**TASK INPUTS**
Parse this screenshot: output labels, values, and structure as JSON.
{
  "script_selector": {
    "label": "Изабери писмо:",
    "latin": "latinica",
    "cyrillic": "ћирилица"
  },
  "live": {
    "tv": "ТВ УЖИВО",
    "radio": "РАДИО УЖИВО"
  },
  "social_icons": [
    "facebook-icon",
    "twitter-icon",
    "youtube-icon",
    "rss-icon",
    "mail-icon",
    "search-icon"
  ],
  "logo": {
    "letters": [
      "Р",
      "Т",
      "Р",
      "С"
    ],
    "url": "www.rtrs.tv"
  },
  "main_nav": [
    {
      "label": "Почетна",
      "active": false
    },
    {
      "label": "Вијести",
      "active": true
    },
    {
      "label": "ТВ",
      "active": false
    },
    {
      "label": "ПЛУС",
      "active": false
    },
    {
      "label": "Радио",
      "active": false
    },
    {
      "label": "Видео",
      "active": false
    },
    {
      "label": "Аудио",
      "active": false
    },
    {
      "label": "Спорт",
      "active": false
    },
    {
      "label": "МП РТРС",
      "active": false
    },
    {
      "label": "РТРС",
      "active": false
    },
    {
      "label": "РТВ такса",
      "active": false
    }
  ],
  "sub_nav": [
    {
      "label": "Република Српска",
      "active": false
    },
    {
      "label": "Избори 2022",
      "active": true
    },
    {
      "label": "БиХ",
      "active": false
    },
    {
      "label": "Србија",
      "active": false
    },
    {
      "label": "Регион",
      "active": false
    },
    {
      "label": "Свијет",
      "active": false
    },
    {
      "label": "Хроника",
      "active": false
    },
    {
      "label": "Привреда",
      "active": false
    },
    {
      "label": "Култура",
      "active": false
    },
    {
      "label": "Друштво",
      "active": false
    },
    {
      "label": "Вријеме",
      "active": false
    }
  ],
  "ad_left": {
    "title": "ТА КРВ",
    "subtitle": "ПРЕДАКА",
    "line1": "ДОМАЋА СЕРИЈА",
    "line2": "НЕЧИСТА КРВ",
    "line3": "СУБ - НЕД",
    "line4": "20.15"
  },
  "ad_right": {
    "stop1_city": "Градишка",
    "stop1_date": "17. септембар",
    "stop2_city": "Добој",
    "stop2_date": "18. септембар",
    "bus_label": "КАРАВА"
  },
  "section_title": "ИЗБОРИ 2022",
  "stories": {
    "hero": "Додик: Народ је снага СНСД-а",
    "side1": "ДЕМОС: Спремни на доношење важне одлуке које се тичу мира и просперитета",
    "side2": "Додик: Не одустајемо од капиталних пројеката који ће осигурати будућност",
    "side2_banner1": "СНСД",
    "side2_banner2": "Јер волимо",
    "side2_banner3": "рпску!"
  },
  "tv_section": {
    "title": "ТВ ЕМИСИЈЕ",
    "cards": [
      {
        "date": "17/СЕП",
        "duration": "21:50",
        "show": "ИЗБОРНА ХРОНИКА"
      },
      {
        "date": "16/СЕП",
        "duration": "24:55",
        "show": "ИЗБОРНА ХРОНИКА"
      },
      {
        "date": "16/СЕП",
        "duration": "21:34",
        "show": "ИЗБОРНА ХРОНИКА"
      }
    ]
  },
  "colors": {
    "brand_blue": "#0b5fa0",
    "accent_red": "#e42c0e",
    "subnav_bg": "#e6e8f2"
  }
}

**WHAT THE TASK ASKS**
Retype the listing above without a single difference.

**WRITTEN ANSWER**
Parse this screenshot: output labels, values, and structure as JSON.
{
  "script_selector": {
    "label": "Изабери писмо:",
    "latin": "latinica",
    "cyrillic": "ћирилица"
  },
  "live": {
    "tv": "ТВ УЖИВО",
    "radio": "РАДИО УЖИВО"
  },
  "social_icons": [
    "facebook-icon",
    "twitter-icon",
    "youtube-icon",
    "rss-icon",
    "mail-icon",
    "search-icon"
  ],
  "logo": {
    "letters": [
      "Р",
      "Т",
      "Р",
      "С"
    ],
    "url": "www.rtrs.tv"
  },
  "main_nav": [
    {
      "label": "Почетна",
      "active": false
    },
    {
      "label": "Вијести",
      "active": true
    },
    {
      "label": "ТВ",
      "active": false
    },
    {
      "label": "ПЛУС",
      "active": false
    },
    {
      "label": "Радио",
      "active": false
    },
    {
      "label": "Видео",
      "active": false
    },
    {
      "label": "Аудио",
      "active": false
    },
    {
      "label": "Спорт",
      "active": false
    },
    {
      "label": "МП РТРС",
      "active": false
    },
    {
      "label": "РТРС",
      "active": false
    },
    {
      "label": "РТВ такса",
      "active": false
    }
  ],
  "sub_nav": [
    {
      "label": "Република Српска",
      "active": false
    },
    {
      "label": "Избори 2022",
      "active": true
    },
    {
      "label": "БиХ",
      "active": false
    },
    {
      "label": "Србија",
      "active": false
    },
    {
      "label": "Регион",
      "active": false
    },
    {
      "label": "Свијет",
      "active": false
    },
    {
      "label": "Хроника",
      "active": false
    },
    {
      "label": "Привреда",
      "active": false
    },
    {
      "label": "Култура",
      "active": false
    },
    {
      "label": "Друштво",
      "active": false
    },
    {
      "label": "Вријеме",
      "active": false
    }
  ],
  "ad_left": {
    "title": "ТА КРВ",
    "subtitle": "ПРЕДАКА",
    "line1": "ДОМАЋА СЕРИЈА",
    "line2": "НЕЧИСТА КРВ",
    "line3": "СУБ - НЕД",
    "line4": "20.15"
  },
  "ad_right": {
    "stop1_city": "Градишка",
    "stop1_date": "17. септембар",
    "stop2_city": "Добој",
    "stop2_date": "18. септембар",
    "bus_label": "КАРАВА"
  },
  "section_title": "ИЗБОРИ 2022",
  "stories": {
    "hero": "Додик: Народ је снага СНСД-а",
    "side1": "ДЕМОС: Спремни на доношење важне одлуке које се тичу мира и просперитета",
    "side2": "Додик: Не одустајемо од капиталних пројеката који ће осигурати будућност",
    "side2_banner1": "СНСД",
    "side2_banner2": "Јер волимо",
    "side2_banner3": "рпску!"
  },
  "tv_section": {
    "title": "ТВ ЕМИСИЈЕ",
    "cards": [
      {
        "date": "17/СЕП",
        "duration": "21:50",
        "show": "ИЗБОРНА ХРОНИКА"
      },
      {
        "date": "16/СЕП",
        "duration": "24:55",
        "show": "ИЗБОРНА ХРОНИКА"
      },
      {
        "date": "16/СЕП",
        "duration": "21:34",
        "show": "ИЗБОРНА ХРОНИКА"
      }
    ]
  },
  "colors": {
    "brand_blue": "#0b5fa0",
    "accent_red": "#e42c0e",
    "subnav_bg": "#e6e8f2"
  }
}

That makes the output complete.